The Ninth Circuit in its en banc decision Rizo v. Yovino, 950 F.3d 1217 (9th Cir. 2020) held that employers cannot use an employee’s prior pay as a “factor other than sex” as a defense to gender-based pay disparities under the federal Equal Pay Act.
The Equal Pay Act (“EPA”) prohibits paying an employee at “a rate less than the rate at which [the employer] pays wages to employees of the opposite sex … for equal work on jobs the performance of which requires equal skill, effort, and responsibility.” Employers may defend an Equal Pay Act claim by demonstrating that the pay disparity is “pursuant to (i) a seniority system; (ii) a merit system; (iii) a system which measures earnings by quantity or quality of production; or (iv) a differential based on any other factor other than sex.”

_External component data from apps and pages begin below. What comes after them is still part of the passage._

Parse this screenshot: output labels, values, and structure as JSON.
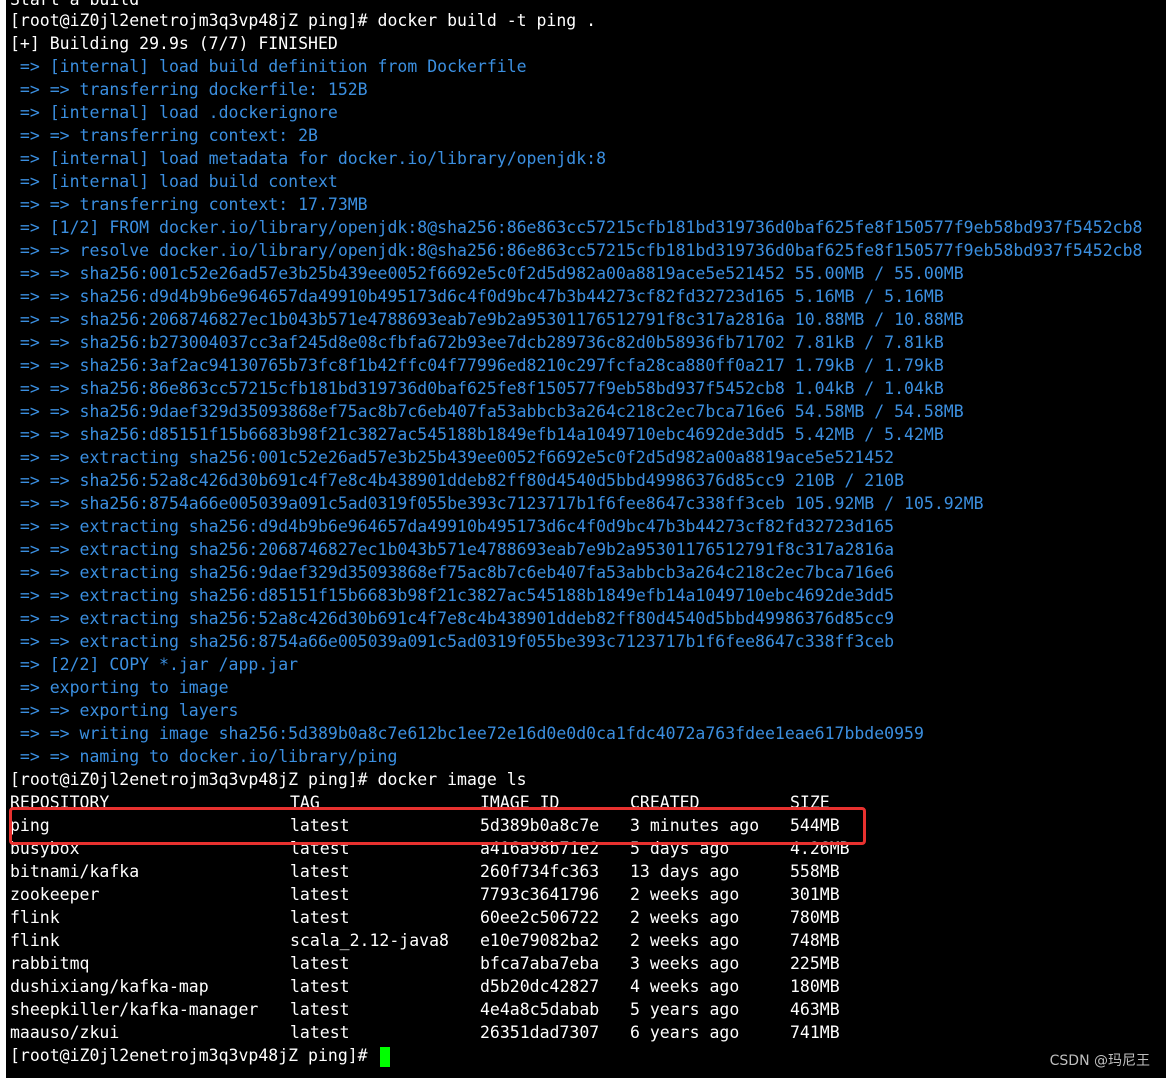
{
  "terminal": {
    "top_line": "Start a build",
    "prompt1": "[root@iZ0jl2enetrojm3q3vp48jZ ping]# docker build -t ping .",
    "building": "[+] Building 29.9s (7/7) FINISHED",
    "build_steps": [
      " => [internal] load build definition from Dockerfile",
      " => => transferring dockerfile: 152B",
      " => [internal] load .dockerignore",
      " => => transferring context: 2B",
      " => [internal] load metadata for docker.io/library/openjdk:8",
      " => [internal] load build context",
      " => => transferring context: 17.73MB",
      " => [1/2] FROM docker.io/library/openjdk:8@sha256:86e863cc57215cfb181bd319736d0baf625fe8f150577f9eb58bd937f5452cb8",
      " => => resolve docker.io/library/openjdk:8@sha256:86e863cc57215cfb181bd319736d0baf625fe8f150577f9eb58bd937f5452cb8",
      " => => sha256:001c52e26ad57e3b25b439ee0052f6692e5c0f2d5d982a00a8819ace5e521452 55.00MB / 55.00MB",
      " => => sha256:d9d4b9b6e964657da49910b495173d6c4f0d9bc47b3b44273cf82fd32723d165 5.16MB / 5.16MB",
      " => => sha256:2068746827ec1b043b571e4788693eab7e9b2a95301176512791f8c317a2816a 10.88MB / 10.88MB",
      " => => sha256:b273004037cc3af245d8e08cfbfa672b93ee7dcb289736c82d0b58936fb71702 7.81kB / 7.81kB",
      " => => sha256:3af2ac94130765b73fc8f1b42ffc04f77996ed8210c297fcfa28ca880ff0a217 1.79kB / 1.79kB",
      " => => sha256:86e863cc57215cfb181bd319736d0baf625fe8f150577f9eb58bd937f5452cb8 1.04kB / 1.04kB",
      " => => sha256:9daef329d35093868ef75ac8b7c6eb407fa53abbcb3a264c218c2ec7bca716e6 54.58MB / 54.58MB",
      " => => sha256:d85151f15b6683b98f21c3827ac545188b1849efb14a1049710ebc4692de3dd5 5.42MB / 5.42MB",
      " => => extracting sha256:001c52e26ad57e3b25b439ee0052f6692e5c0f2d5d982a00a8819ace5e521452",
      " => => sha256:52a8c426d30b691c4f7e8c4b438901ddeb82ff80d4540d5bbd49986376d85cc9 210B / 210B",
      " => => sha256:8754a66e005039a091c5ad0319f055be393c7123717b1f6fee8647c338ff3ceb 105.92MB / 105.92MB",
      " => => extracting sha256:d9d4b9b6e964657da49910b495173d6c4f0d9bc47b3b44273cf82fd32723d165",
      " => => extracting sha256:2068746827ec1b043b571e4788693eab7e9b2a95301176512791f8c317a2816a",
      " => => extracting sha256:9daef329d35093868ef75ac8b7c6eb407fa53abbcb3a264c218c2ec7bca716e6",
      " => => extracting sha256:d85151f15b6683b98f21c3827ac545188b1849efb14a1049710ebc4692de3dd5",
      " => => extracting sha256:52a8c426d30b691c4f7e8c4b438901ddeb82ff80d4540d5bbd49986376d85cc9",
      " => => extracting sha256:8754a66e005039a091c5ad0319f055be393c7123717b1f6fee8647c338ff3ceb",
      " => [2/2] COPY *.jar /app.jar",
      " => exporting to image",
      " => => exporting layers",
      " => => writing image sha256:5d389b0a8c7e612bc1ee72e16d0e0d0ca1fdc4072a763fdee1eae617bbde0959",
      " => => naming to docker.io/library/ping"
    ],
    "prompt2": "[root@iZ0jl2enetrojm3q3vp48jZ ping]# docker image ls",
    "table_headers": [
      "REPOSITORY",
      "TAG",
      "IMAGE ID",
      "CREATED",
      "SIZE"
    ],
    "table_rows": [
      [
        "ping",
        "latest",
        "5d389b0a8c7e",
        "3 minutes ago",
        "544MB"
      ],
      [
        "busybox",
        "latest",
        "a416a98b71e2",
        "5 days ago",
        "4.26MB"
      ],
      [
        "bitnami/kafka",
        "latest",
        "260f734fc363",
        "13 days ago",
        "558MB"
      ],
      [
        "zookeeper",
        "latest",
        "7793c3641796",
        "2 weeks ago",
        "301MB"
      ],
      [
        "flink",
        "latest",
        "60ee2c506722",
        "2 weeks ago",
        "780MB"
      ],
      [
        "flink",
        "scala_2.12-java8",
        "e10e79082ba2",
        "2 weeks ago",
        "748MB"
      ],
      [
        "rabbitmq",
        "latest",
        "bfca7aba7eba",
        "3 weeks ago",
        "225MB"
      ],
      [
        "dushixiang/kafka-map",
        "latest",
        "d5b20dc42827",
        "4 weeks ago",
        "180MB"
      ],
      [
        "sheepkiller/kafka-manager",
        "latest",
        "4e4a8c5dabab",
        "5 years ago",
        "463MB"
      ],
      [
        "maauso/zkui",
        "latest",
        "26351dad7307",
        "6 years ago",
        "741MB"
      ]
    ],
    "prompt3": "[root@iZ0jl2enetrojm3q3vp48jZ ping]# "
  },
  "watermark": "CSDN @玛尼王",
  "colors": {
    "background": "#000000",
    "text": "#ffffff",
    "build_step": "#3b8fe0",
    "highlight_border": "#e8312f",
    "cursor": "#00ff00"
  }
}
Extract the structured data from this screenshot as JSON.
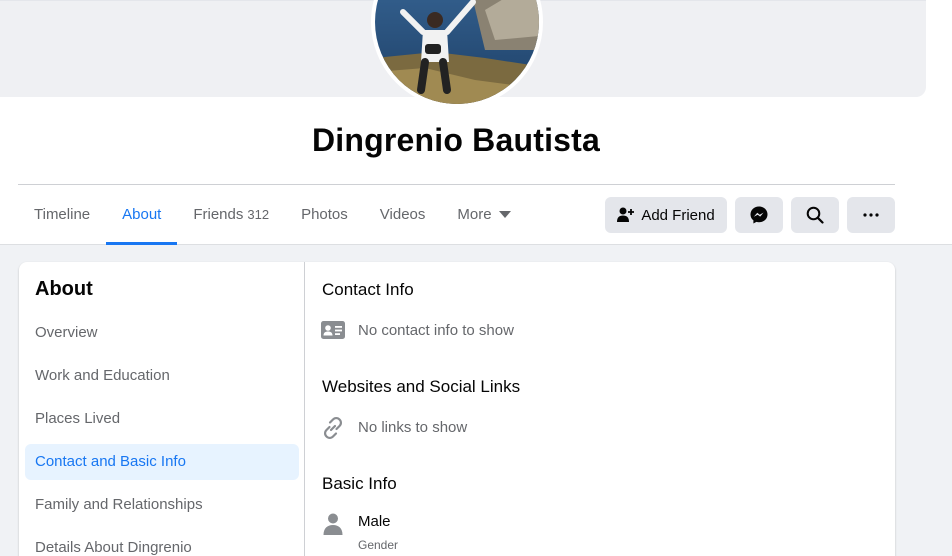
{
  "profile": {
    "name": "Dingrenio Bautista"
  },
  "tabs": [
    {
      "label": "Timeline"
    },
    {
      "label": "About"
    },
    {
      "label": "Friends",
      "count": "312"
    },
    {
      "label": "Photos"
    },
    {
      "label": "Videos"
    },
    {
      "label": "More"
    }
  ],
  "actions": {
    "add_friend": "Add Friend",
    "messenger_icon": "messenger-icon",
    "search_icon": "search-icon",
    "more_icon": "ellipsis-icon"
  },
  "about": {
    "title": "About",
    "nav": [
      {
        "label": "Overview"
      },
      {
        "label": "Work and Education"
      },
      {
        "label": "Places Lived"
      },
      {
        "label": "Contact and Basic Info",
        "active": true
      },
      {
        "label": "Family and Relationships"
      },
      {
        "label": "Details About Dingrenio"
      }
    ]
  },
  "content": {
    "contact": {
      "heading": "Contact Info",
      "text": "No contact info to show"
    },
    "websites": {
      "heading": "Websites and Social Links",
      "text": "No links to show"
    },
    "basic": {
      "heading": "Basic Info",
      "value": "Male",
      "label": "Gender"
    }
  },
  "colors": {
    "accent": "#1877f2",
    "active_bg": "#e7f3ff",
    "button_bg": "#e4e6eb",
    "secondary_text": "#65676b"
  }
}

In Rizo v. Yovino, a teacher brought a claim under the EPA against the Fresno school district for paying her substantially less than all her male colleagues, even though she had more experience and education. The school district did not dispute that she was paid less than her male colleagues. Rather, the district argued that Rizo’s salary was based on her past salary and therefore qualifies as a “factor other than sex” under the EPA.
The Ninth Circuit held that “any other factor other than sex” under the EPA is limited to job-related factors only. According to the court, prior pay is not related to Rizo’s current job, and not a factor other than sex for EPA purposes. Notably, the court took the position that allowing prior pay to serve as a job-related factor to justify gender-based pay differentials would perpetuate these disparities given “the history of pervasive wage discrimination in the American workforce.”
By contrast, the Seventh and Eighth Circuits, as well as the EEOC, have taken the approach that prior pay is an appropriate consideration, among other factors. In California, however, the California Equal Pay Act prohibits prior pay to justify any sex, as well as race, pay differentials.
The school district filed a petition for writ of certiorari with the Supreme Court on March 24, 2020. Given the circuit split, the case is ripe for the Supreme Court’s review and could have far reaching implications for sex-based wage discrimination claims.